A student from a Gran Canaria high school hospitalized due to the 'mataleón' challenge

A student from the Gran Canaria high school in La Isleta has ended up in the hospital after a friend practiced the 'mataleón' technique with him.

Oliver Thansan
Oliver Thansan
14 May 2024 Tuesday 17:10
7 Reads
A student from a Gran Canaria high school hospitalized due to the 'mataleón' challenge

A student from the Gran Canaria high school in La Isleta has ended up in the hospital after a friend practiced the 'mataleón' technique with him. This practice, which has become a very popular challenge on networks, consists of performing a martial arts hold—jiujitsu—grabbing the person from the back and strangling them with the arm until they are left without oxygen and unconscious.

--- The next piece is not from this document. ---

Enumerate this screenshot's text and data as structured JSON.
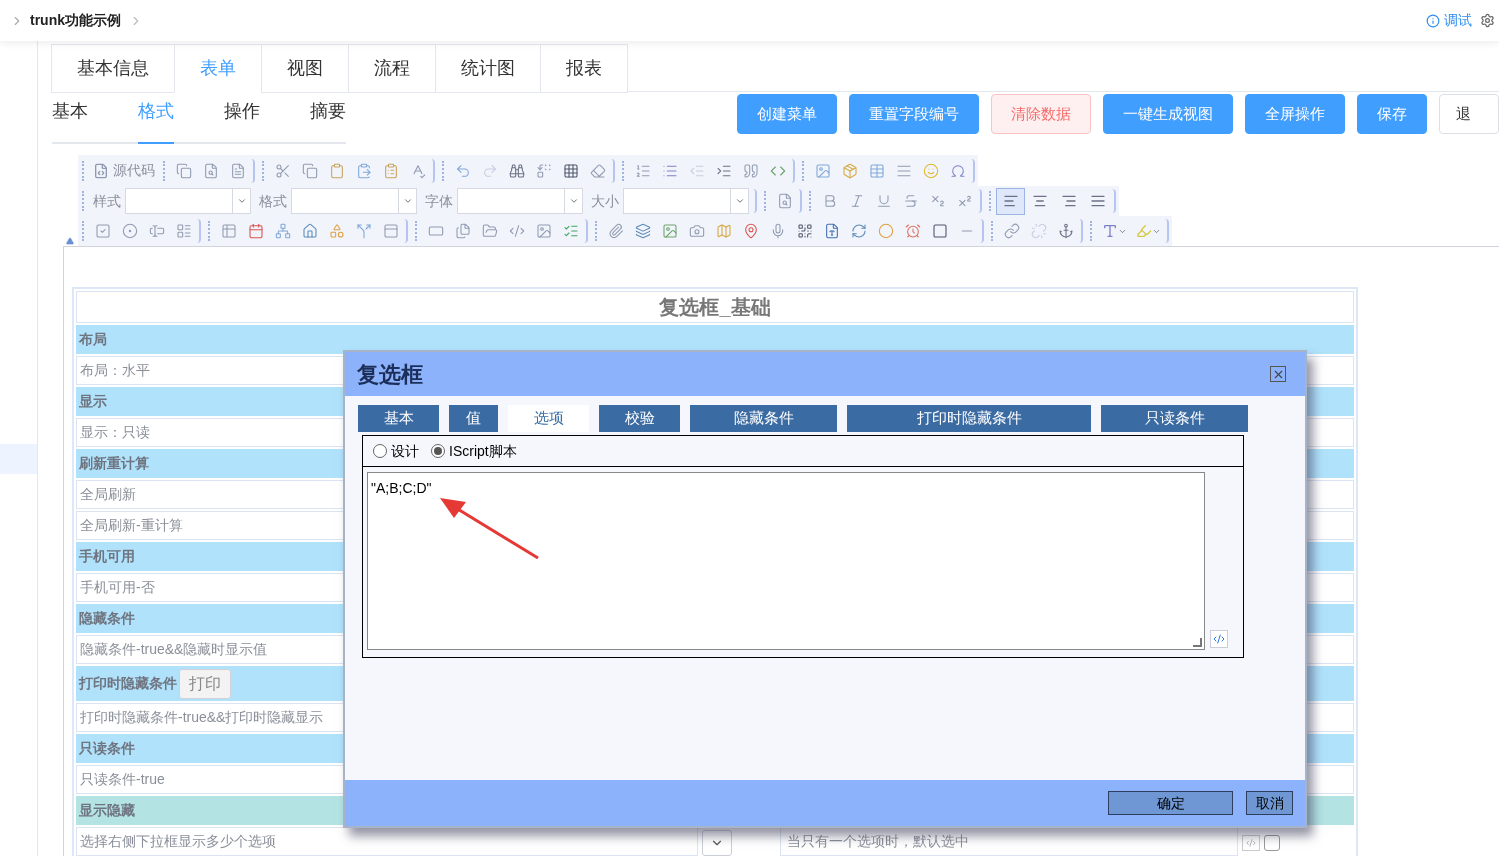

According to Canarias7, the events occurred last Wednesday, May 8, when the student fell to the ground after fainting. Apparently, he hit his head very hard and had to be hospitalized, although the evolution is favorable.

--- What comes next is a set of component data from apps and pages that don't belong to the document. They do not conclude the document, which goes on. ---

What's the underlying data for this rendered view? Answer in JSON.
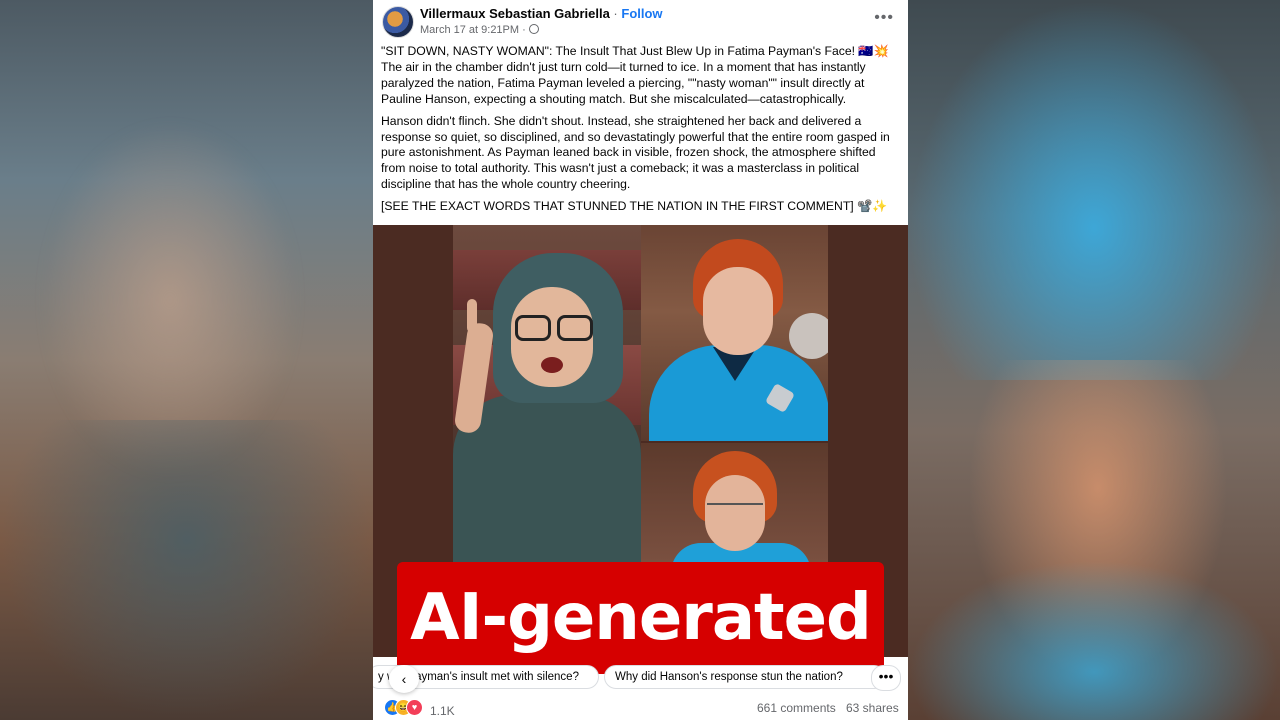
{
  "post": {
    "author": "Villermaux Sebastian Gabriella",
    "separator": "·",
    "follow_label": "Follow",
    "timestamp": "March 17 at 9:21PM ·",
    "more_label": "•••",
    "paragraphs": [
      "\"SIT DOWN, NASTY WOMAN\": The Insult That Just Blew Up in Fatima Payman's Face! 🇦🇺💥 The air in the chamber didn't just turn cold—it turned to ice. In a moment that has instantly paralyzed the nation, Fatima Payman leveled a piercing, \"\"nasty woman\"\" insult directly at Pauline Hanson, expecting a shouting match. But she miscalculated—catastrophically.",
      "Hanson didn't flinch. She didn't shout. Instead, she straightened her back and delivered a response so quiet, so disciplined, and so devastatingly powerful that the entire room gasped in pure astonishment. As Payman leaned back in visible, frozen shock, the atmosphere shifted from noise to total authority. This wasn't just a comeback; it was a masterclass in political discipline that has the whole country cheering.",
      "[SEE THE EXACT WORDS THAT STUNNED THE NATION IN THE FIRST COMMENT] 📽️✨"
    ]
  },
  "overlay": {
    "label": "AI-generated",
    "color": "#d60000"
  },
  "suggestions": {
    "chip_1": "y w... Payman's insult met with silence?",
    "chip_2": "Why did Hanson's response stun the nation?",
    "back_icon": "‹",
    "more_label": "•••"
  },
  "footer": {
    "reaction_icons": [
      "like",
      "haha",
      "love"
    ],
    "reaction_count": "1.1K",
    "comments": "661 comments",
    "shares": "63 shares"
  }
}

The boy's mother, Isabel García, remarked last Monday the 13th that "they did it to each other because before, my son also did it to this other one." In any case, she added that “they had never reached the point of fainting” but that “it seems that this time it has gotten out of hand.”

The center has begun a more exhaustive investigation into what happened, after clarifying that the injuries occurred without harmful intention on the part of the classmate. As reported by the media consulted, the boy—along with other 1st year Baccalaureate students—stayed in the classroom to “prepare” for an exam during playground time.

Taking advantage of the teacher's absence, these two students, who sources have been responsible for highlighting are friends, began to play at being the 'killer' until the known outcome occurred.

From Education they point out that this is a “specific case” that is very rare in the Canary Islands, and even less so in educational centers. Of course, they are already studying the development of a specific awareness-raising action in classrooms about the dangers of this game to prevent other situations like the one that occurred.

“Social networks have good things, but also bad things,” said education counselor Poli Suárez, who has even contacted the young man's mother to find out his status.